The only remaining wartime military housing structure on the University of the Philippines Diliman (UPD) campus has been demolished to give way to a theater.
Called a quonset hut, this prefabricated steel semicircular building was invented in 1941 in Quonset Point, Rhode Island, to provide durable and easy-to-assemble structure for the use of soldiers and their equipment.
In UPD, a number of these housing facilities were left after the war.

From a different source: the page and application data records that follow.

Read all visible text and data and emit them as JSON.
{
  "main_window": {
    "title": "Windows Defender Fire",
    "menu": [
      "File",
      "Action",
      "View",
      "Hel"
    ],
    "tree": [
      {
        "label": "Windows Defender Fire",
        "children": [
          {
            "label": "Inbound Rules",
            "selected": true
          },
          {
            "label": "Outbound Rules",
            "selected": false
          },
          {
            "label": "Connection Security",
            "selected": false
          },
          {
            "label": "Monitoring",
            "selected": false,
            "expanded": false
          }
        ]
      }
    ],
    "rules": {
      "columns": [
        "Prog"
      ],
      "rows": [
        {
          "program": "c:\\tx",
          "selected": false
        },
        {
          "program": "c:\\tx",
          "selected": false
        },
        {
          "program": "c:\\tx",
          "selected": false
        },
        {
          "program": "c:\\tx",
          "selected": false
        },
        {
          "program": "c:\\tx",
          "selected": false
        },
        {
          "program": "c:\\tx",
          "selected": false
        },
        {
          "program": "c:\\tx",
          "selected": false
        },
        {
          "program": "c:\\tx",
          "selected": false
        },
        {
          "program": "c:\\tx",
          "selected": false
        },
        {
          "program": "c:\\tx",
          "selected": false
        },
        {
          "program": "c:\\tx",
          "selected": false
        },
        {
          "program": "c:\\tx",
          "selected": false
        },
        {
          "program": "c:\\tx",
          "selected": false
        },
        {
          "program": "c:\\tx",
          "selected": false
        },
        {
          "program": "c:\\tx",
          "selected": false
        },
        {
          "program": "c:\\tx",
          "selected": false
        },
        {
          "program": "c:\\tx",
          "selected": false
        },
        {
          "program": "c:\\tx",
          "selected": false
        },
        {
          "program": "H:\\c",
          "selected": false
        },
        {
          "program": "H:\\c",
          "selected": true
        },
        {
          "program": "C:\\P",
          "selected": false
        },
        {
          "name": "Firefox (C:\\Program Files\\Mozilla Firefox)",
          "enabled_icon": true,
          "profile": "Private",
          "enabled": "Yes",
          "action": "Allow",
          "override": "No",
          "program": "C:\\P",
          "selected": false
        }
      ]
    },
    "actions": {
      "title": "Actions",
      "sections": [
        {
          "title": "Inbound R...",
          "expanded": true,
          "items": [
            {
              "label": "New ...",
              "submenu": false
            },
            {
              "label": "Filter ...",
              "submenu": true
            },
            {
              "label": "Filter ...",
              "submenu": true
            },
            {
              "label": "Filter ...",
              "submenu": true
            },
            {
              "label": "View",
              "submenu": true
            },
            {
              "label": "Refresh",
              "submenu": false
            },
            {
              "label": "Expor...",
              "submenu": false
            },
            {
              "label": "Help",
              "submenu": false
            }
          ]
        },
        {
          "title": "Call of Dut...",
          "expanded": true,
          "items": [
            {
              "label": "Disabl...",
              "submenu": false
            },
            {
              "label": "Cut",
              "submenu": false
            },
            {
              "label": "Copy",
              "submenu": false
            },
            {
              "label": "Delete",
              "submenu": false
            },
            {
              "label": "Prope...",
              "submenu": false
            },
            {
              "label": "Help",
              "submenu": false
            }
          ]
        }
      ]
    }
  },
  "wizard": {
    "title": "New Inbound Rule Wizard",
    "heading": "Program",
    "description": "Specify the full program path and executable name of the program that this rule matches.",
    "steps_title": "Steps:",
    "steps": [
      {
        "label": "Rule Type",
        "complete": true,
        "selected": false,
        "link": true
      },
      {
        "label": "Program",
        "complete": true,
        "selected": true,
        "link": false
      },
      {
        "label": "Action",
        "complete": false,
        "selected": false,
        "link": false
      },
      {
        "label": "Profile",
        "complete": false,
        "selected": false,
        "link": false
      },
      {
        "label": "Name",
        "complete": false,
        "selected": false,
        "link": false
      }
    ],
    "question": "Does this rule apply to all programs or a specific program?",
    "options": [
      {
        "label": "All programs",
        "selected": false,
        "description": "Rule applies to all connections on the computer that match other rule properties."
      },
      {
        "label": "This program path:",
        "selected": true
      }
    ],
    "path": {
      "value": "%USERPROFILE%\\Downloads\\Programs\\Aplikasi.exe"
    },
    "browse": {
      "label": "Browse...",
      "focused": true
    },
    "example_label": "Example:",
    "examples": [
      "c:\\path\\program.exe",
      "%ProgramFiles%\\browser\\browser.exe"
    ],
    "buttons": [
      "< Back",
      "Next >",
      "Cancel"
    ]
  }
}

They were reused as offices and classrooms.
This particular structure, located at the corner of Magsaysay Avenue and Roces Street, became the university’s procurement office.
Gerard Lico, the university architect from 2008 to 2014, said the structure was significant since it was a remnant of the military past of UP, which was an American garrison in the 1940s.
Lico told the Inquirer the hut was demolished without anyone asking permission from the National Commission for Culture and the Arts (NCCA).
NCCA had reminded the university in a letter in February 2015 to protect the Presumed Important Cultural Properties (PICP).
In the letter to UP vice president for development Elvira Zamora, a copy of which was obtained by the Inquirer, the NCCA identified the marked structures inside the university and pointed out PICP structures that included those that were at least 50 years old.
“We would like to request your good office to cause the dissemination to UP System decision-makers and stakeholders to safeguard your declared and marked cultural properties and deemed/presumed ICPs against modification or demolition,” part of the letter read.
Lico, who suggested for the structure’s conversion into a black box theater during his term as university architect, expressed dismay over the demolition since it was the only remaining example of a quonset hut from the 1940s.
He also explained that university historians were not consulted before the structure was torn down.
“The important thing here is that [UP] did not make an effort to conserve the structure in situ,” said Lico. “It is a testimony to the site’s past as a military garrison before it became a campus.”
In an e-mail response to the Inquirer, UP System president Alfredo Pascual relayed UP Diliman chancellor Michael Tan’s statement on the matter.
In his statement, Tan said the university was aware of its historical significance and that the structure was not demolished but “dismantled” and would be relocated to the arboretum area.
The e-mail added that the quonset hut had been carefully documented before it was dismantled and the late architect Jojo Mata had been consulted about the relocation.
Mata “had neither objections to the relocation nor advice on NCCA permits,” said UP’s e-mail.
“The quonset was intended to be a temporary structure for wartime use, easy to build, dismantle and transfer depending on the military’s changing needs,” university architect Eric Tabafunda was quoted on the e-mail.
“Ours was heavily retrofitted by DBM in the ’70s with only the steel framing as the original structure.”
Lico refuted this claim and said the galvanized iron sheeting of the structure was replaceable. He added the “dismantling” was not documented.
What the university did “was to tag everything so that each structural member can go together for ease of reconstruction,” he explained.
He added UPD did not obtain a demolition permit from Quezon City Hall. —CONTRIBUTED